In the Learner-Active, Technology-Infused Classroom, if teachers back up and drop a structure here and there, they end up in #LATIC No-Man’s Land. The classroom will not run as smoothly and the students may not achieve to the desired levels. The key is, you can’t drop a structure because each one has an important reason for being there, and the structures support one another. Take a look at the list below. This represents just some of the many structures that make the classroom work.

latic-structures

As you innovate, be sure to lean in, embrace the change, reflect and adjust, but keep moving forward. When something appears to not work, it’s usually because a structure or strategy is missing. Rather than reverting to former methods, find out what’s missing that needs to be added. Avoid No-Man’s Land! Innovate and change the world!

#LATICinsights: Social Learning Environments Accelerate Literacy Development

fotolia_kids-collab_xs_croppedIf you want to build literacy skills, leverage the Learner-Active, Technology-Infused Classroom as a social learning environment. Consider that students engage in problem-solving as part of a learning community in which they engage with teachers, outside experts, and one another. They spend their day speaking, listening, reading, and writing! It’s a veritable literacy playground, if you set it up well.

Problems and Solutions word on wooden table

Through the solution-finding process, students discuss what they know, what they need to learn, how they will learn, what they’ve found out, possible solutions, and how they will present the solution to others. In addition, the structures of the classroom provide myriad opportunities for teachers to build literacy skills outside of deliberate literacy instruction.

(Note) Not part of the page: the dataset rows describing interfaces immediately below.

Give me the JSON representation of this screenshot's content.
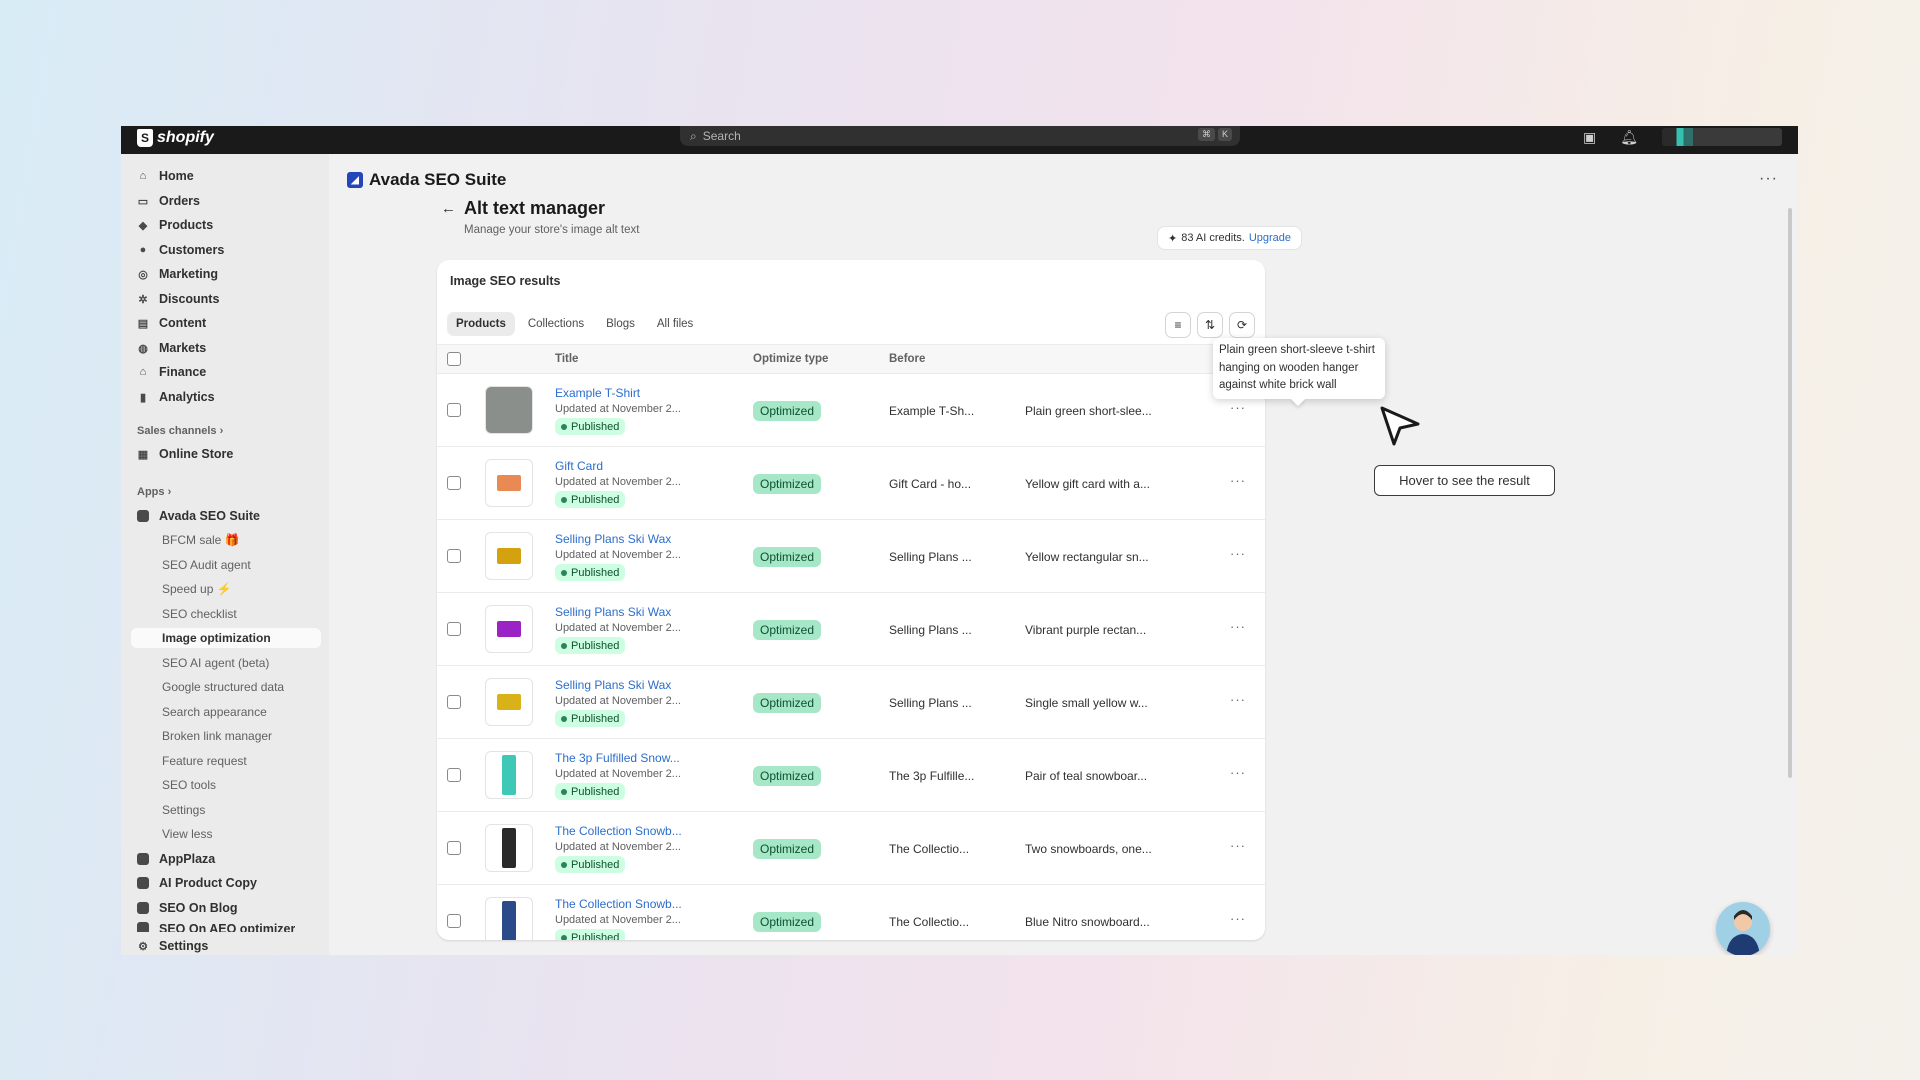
{
  "topbar": {
    "brand": "shopify",
    "search_placeholder": "Search",
    "shortcut_keys": [
      "⌘",
      "K"
    ]
  },
  "sidebar": {
    "main_items": [
      {
        "label": "Home",
        "icon": "home-icon"
      },
      {
        "label": "Orders",
        "icon": "orders-icon"
      },
      {
        "label": "Products",
        "icon": "tag-icon"
      },
      {
        "label": "Customers",
        "icon": "person-icon"
      },
      {
        "label": "Marketing",
        "icon": "target-icon"
      },
      {
        "label": "Discounts",
        "icon": "discount-icon"
      },
      {
        "label": "Content",
        "icon": "content-icon"
      },
      {
        "label": "Markets",
        "icon": "globe-icon"
      },
      {
        "label": "Finance",
        "icon": "bank-icon"
      },
      {
        "label": "Analytics",
        "icon": "chart-icon"
      }
    ],
    "sales_channels_label": "Sales channels",
    "online_store_label": "Online Store",
    "apps_label": "Apps",
    "avada_label": "Avada SEO Suite",
    "avada_sub_items": [
      {
        "label": "BFCM sale 🎁"
      },
      {
        "label": "SEO Audit agent"
      },
      {
        "label": "Speed up ⚡"
      },
      {
        "label": "SEO checklist"
      },
      {
        "label": "Image optimization"
      },
      {
        "label": "SEO AI agent (beta)"
      },
      {
        "label": "Google structured data"
      },
      {
        "label": "Search appearance"
      },
      {
        "label": "Broken link manager"
      },
      {
        "label": "Feature request"
      },
      {
        "label": "SEO tools"
      },
      {
        "label": "Settings"
      },
      {
        "label": "View less"
      }
    ],
    "other_apps": [
      {
        "label": "AppPlaza"
      },
      {
        "label": "AI Product Copy"
      },
      {
        "label": "SEO On Blog"
      },
      {
        "label": "SEO On AEO optimizer"
      }
    ],
    "settings_label": "Settings"
  },
  "main": {
    "app_title": "Avada SEO Suite",
    "page_title": "Alt text manager",
    "page_subtitle": "Manage your store's image alt text",
    "credits_text": "83 AI credits.",
    "upgrade_label": "Upgrade",
    "card_title": "Image SEO results",
    "tabs": [
      {
        "label": "Products"
      },
      {
        "label": "Collections"
      },
      {
        "label": "Blogs"
      },
      {
        "label": "All files"
      }
    ],
    "columns": {
      "title": "Title",
      "optimize_type": "Optimize type",
      "before": "Before"
    },
    "rows": [
      {
        "title": "Example T-Shirt",
        "updated": "Updated at November 2...",
        "status": "Published",
        "optimize": "Optimized",
        "before": "Example T-Sh...",
        "after": "Plain green short-slee...",
        "thumb": "#8a8f8c"
      },
      {
        "title": "Gift Card",
        "updated": "Updated at November 2...",
        "status": "Published",
        "optimize": "Optimized",
        "before": "Gift Card - ho...",
        "after": "Yellow gift card with a...",
        "thumb": "#e98a55"
      },
      {
        "title": "Selling Plans Ski Wax",
        "updated": "Updated at November 2...",
        "status": "Published",
        "optimize": "Optimized",
        "before": "Selling Plans ...",
        "after": "Yellow rectangular sn...",
        "thumb": "#d4a20f"
      },
      {
        "title": "Selling Plans Ski Wax",
        "updated": "Updated at November 2...",
        "status": "Published",
        "optimize": "Optimized",
        "before": "Selling Plans ...",
        "after": "Vibrant purple rectan...",
        "thumb": "#9b22c4"
      },
      {
        "title": "Selling Plans Ski Wax",
        "updated": "Updated at November 2...",
        "status": "Published",
        "optimize": "Optimized",
        "before": "Selling Plans ...",
        "after": "Single small yellow w...",
        "thumb": "#d9b21a"
      },
      {
        "title": "The 3p Fulfilled Snow...",
        "updated": "Updated at November 2...",
        "status": "Published",
        "optimize": "Optimized",
        "before": "The 3p Fulfille...",
        "after": "Pair of teal snowboar...",
        "thumb": "#3ec9b7"
      },
      {
        "title": "The Collection Snowb...",
        "updated": "Updated at November 2...",
        "status": "Published",
        "optimize": "Optimized",
        "before": "The Collectio...",
        "after": "Two snowboards, one...",
        "thumb": "#2a2a2a"
      },
      {
        "title": "The Collection Snowb...",
        "updated": "Updated at November 2...",
        "status": "Published",
        "optimize": "Optimized",
        "before": "The Collectio...",
        "after": "Blue Nitro snowboard...",
        "thumb": "#2b4a8a"
      }
    ],
    "tooltip_text": "Plain green short-sleeve t-shirt hanging on wooden hanger against white brick wall",
    "hover_callout": "Hover to see the result"
  }
}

When I ask students what they like about the Learner-Active, Technology-Infused Classroom, they invariably mention the ability to choose what they do when. That freedom is enhanced through literacy. Given students are motivated to control their own time and learning activities, teachers can use that motivation to deliberately build literacy skills. post-it-tenacity

  • Use your notes in the two-pocket folder to build vocabulary by using a word and then defining it.
  • Model strong language use on your activity list. Instead of saying, “Read article on water cycle and draw your own,” say, “Peruse (read thoughtfully) the article on the water cycle and illustrate a depiction of your own.” Instead of “Write down your ideas from reading the story and meet with a group member to share ideas and agree on one main take-away,” say, “Generate and capture in writing your insights upon reading the story; meet with a colleague to collaborate on determining one, key insight to glean from the story.” If you want students to build language skills, you need to model them. Create a culture of literacy!
  • Have students use a design process to work through a problem, keeping a design notebook in which they write their findings and ideas. (The problem itself will promote reading.)
  • When you facilitate, ask students to tell you about what they’re doing and why. Engage in conversation! Introduce vocabulary words there as well.

Below is a grid on just some of the structures of the Learner-Active, Technology-Infused Classroom through which teachers can build literacy skills.

latic-literacy-grid

Deliberate and purposeful use of language in the classroom paired with maximizing opportunities for students to speak, listen, read, and write are foundational to building a culture of literacy. Add to that direct instruction in literacy through learning activities; small-group, mini-lessons; and concept-based benchmark lessons, and you have the formula for accelerating literacy development. And with strong literacy skills, you can … change the world!